One of the advantages of peer courts is its potential in terms of decreasing the recidivism rates. Empirical studies demonstrate that the levels of recidivism are usually half smaller among those individuals who have been sentenced by peer courts than those by traditional juvenile courts (Smith & Chonody, 2010). It is important to note, however, that some studies do not support this fact (The Center of Juvenile and Criminal Justice, 1999).
There is no agreement in terms of the effect of peer courts on future recidivism rates. Different studies show contradictory findings. Therefore, a meta-analysis of existing studies is needed to acquire a better understanding of the real long-term effects of this alternative disposition. It addition to this, it might be helpful to conduct a large-scale study with a mixed method research design to obtain reliable data regarding the issue.
However, it is arguable whether or not peer courts are indeed a good solution to the problem of juvenile delinquency. More specifically, they remove some of the consequences of the problem instead of addressing its root. Teenagers are not the only age group that suffers from the ineffective criminal justice system in the United States. Whilst youth as the most vulnerable group might be affected to the bigger extent, the fact that labeling of criminals is an unsolved issue that leads to high recidivism is also applicable to other age cohorts. For instance, in their book The Hard Journey Home – Real Life Stories about Reentering Society Sheila Rule and Marsha Rule (2011) show the obstacles that former criminals face when trying to reenter society whose norms they had once broken.
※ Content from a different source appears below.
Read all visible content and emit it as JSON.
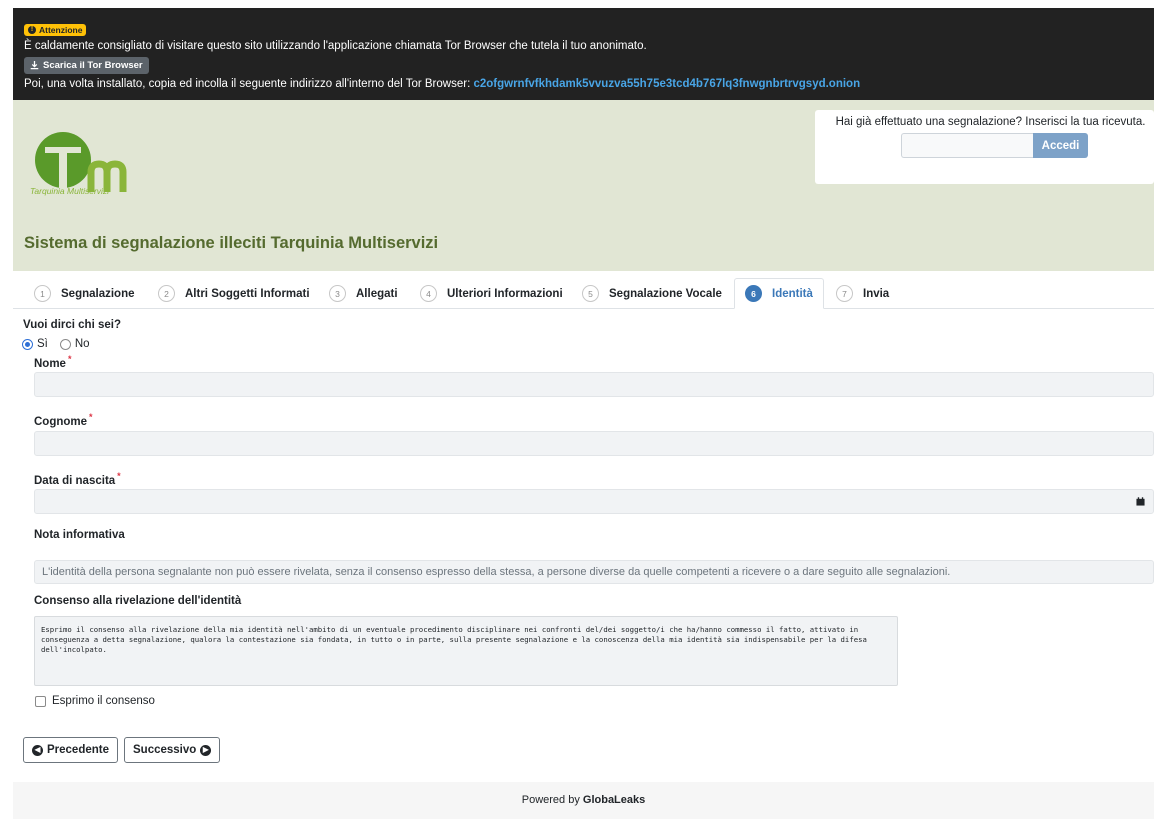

Prisons in general do not teach criminals the needed social skills and ways to live in society-at large, they mainly teach them how to live in prisons. In the meantime, whilst society expects former criminals to act in accordance with the law and socially accepted norms, it often does not provide them with the economic means to do so because it automatically ‘labels’ them. Therefore, society, should decide whether its aim is to punish criminals and cause damage to their lives or, with the help of alternative disposition, to give them the opportunity to become involved in social networks and labor market, and thus decrease the level criminal recidivism. The examples of several countries, including Sweden, Finland, and Norway demonstrate that a more humane approach to criminals than the one that is common in the United States has the potential of bringing about the needed changes to the practice of the punishment of crimes.
Therefore, whilst peer courts indeed might increase juvenile delinquency, they only address a small segment of a much bigger problem of criminal justice system. Labeling theory is helpful not only in terms of explaining high recidivism rates among young individuals, but also among other age groups. The respective reforms in the criminal justice system, such as the integration of some elements of the restorative justice, bring hope that the problem of juvenile delinquency will be resolved together with the problem of high rates of recidivism among the whole population of criminals in America.
Rule, S., & Rule, M. (2011). The Hard Journey Home: Real-Life Stories about Reentering Society after Incarceration (1st ed.). Resilience Multimedia.
Smith, S., & Chonody, J. M. (2010). Peer-Driven Justice: Development and Validation of the Teen Court Peer Influence Scale. Research On Social Work Practice, 20(3), 283-292.
The Center of Juvenile and Criminal Justice. (1999). Diversion Programs: An Overview. NCJRs. Retrieved April 2, 2016, from https://www.ncjrs.gov/html/ojjdp/9909-3/div.html.